PROVIDED RECORDS
━━━━━━━━━━

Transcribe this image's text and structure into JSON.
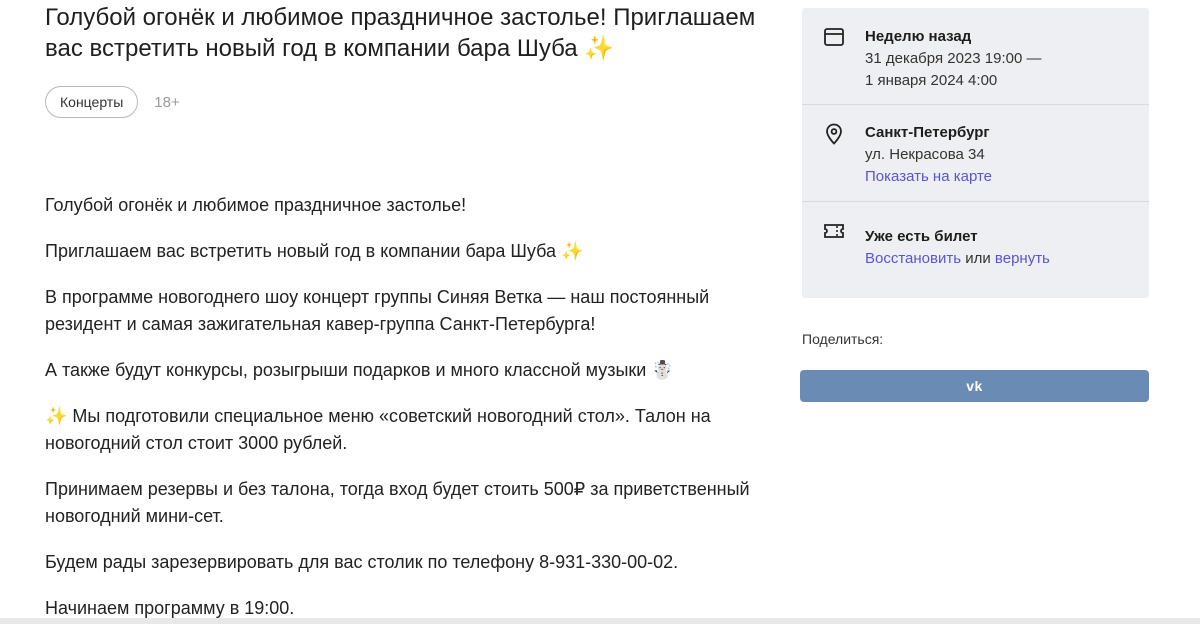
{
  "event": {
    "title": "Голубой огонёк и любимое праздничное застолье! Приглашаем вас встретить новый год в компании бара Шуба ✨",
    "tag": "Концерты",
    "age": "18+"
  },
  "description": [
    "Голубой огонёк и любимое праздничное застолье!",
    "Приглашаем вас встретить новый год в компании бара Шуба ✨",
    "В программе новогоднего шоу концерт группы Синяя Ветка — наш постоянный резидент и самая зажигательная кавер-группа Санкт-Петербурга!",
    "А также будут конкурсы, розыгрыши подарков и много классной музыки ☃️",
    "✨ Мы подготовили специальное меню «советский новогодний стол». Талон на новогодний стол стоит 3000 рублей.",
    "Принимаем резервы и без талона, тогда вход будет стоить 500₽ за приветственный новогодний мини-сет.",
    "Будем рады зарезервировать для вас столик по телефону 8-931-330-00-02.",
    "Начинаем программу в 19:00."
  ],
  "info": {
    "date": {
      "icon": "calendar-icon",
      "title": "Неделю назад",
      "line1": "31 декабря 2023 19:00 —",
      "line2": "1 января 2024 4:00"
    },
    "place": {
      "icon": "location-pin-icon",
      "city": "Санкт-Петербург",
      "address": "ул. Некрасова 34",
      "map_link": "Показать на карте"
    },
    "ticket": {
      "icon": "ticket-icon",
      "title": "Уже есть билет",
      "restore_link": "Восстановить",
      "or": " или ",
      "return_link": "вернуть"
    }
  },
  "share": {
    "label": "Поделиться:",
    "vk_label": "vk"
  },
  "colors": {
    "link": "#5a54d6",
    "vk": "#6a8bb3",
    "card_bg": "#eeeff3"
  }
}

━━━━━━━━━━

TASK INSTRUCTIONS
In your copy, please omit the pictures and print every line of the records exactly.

COMPLETED EXERCISE
Transcribe this image's text and structure into JSON.
{
  "event": {
    "title": "Голубой огонёк и любимое праздничное застолье! Приглашаем вас встретить новый год в компании бара Шуба ✨",
    "tag": "Концерты",
    "age": "18+"
  },
  "description": [
    "Голубой огонёк и любимое праздничное застолье!",
    "Приглашаем вас встретить новый год в компании бара Шуба ✨",
    "В программе новогоднего шоу концерт группы Синяя Ветка — наш постоянный резидент и самая зажигательная кавер-группа Санкт-Петербурга!",
    "А также будут конкурсы, розыгрыши подарков и много классной музыки ☃️",
    "✨ Мы подготовили специальное меню «советский новогодний стол». Талон на новогодний стол стоит 3000 рублей.",
    "Принимаем резервы и без талона, тогда вход будет стоить 500₽ за приветственный новогодний мини-сет.",
    "Будем рады зарезервировать для вас столик по телефону 8-931-330-00-02.",
    "Начинаем программу в 19:00."
  ],
  "info": {
    "date": {
      "icon": "calendar-icon",
      "title": "Неделю назад",
      "line1": "31 декабря 2023 19:00 —",
      "line2": "1 января 2024 4:00"
    },
    "place": {
      "icon": "location-pin-icon",
      "city": "Санкт-Петербург",
      "address": "ул. Некрасова 34",
      "map_link": "Показать на карте"
    },
    "ticket": {
      "icon": "ticket-icon",
      "title": "Уже есть билет",
      "restore_link": "Восстановить",
      "or": " или ",
      "return_link": "вернуть"
    }
  },
  "share": {
    "label": "Поделиться:",
    "vk_label": "vk"
  },
  "colors": {
    "link": "#5a54d6",
    "vk": "#6a8bb3",
    "card_bg": "#eeeff3"
  }
}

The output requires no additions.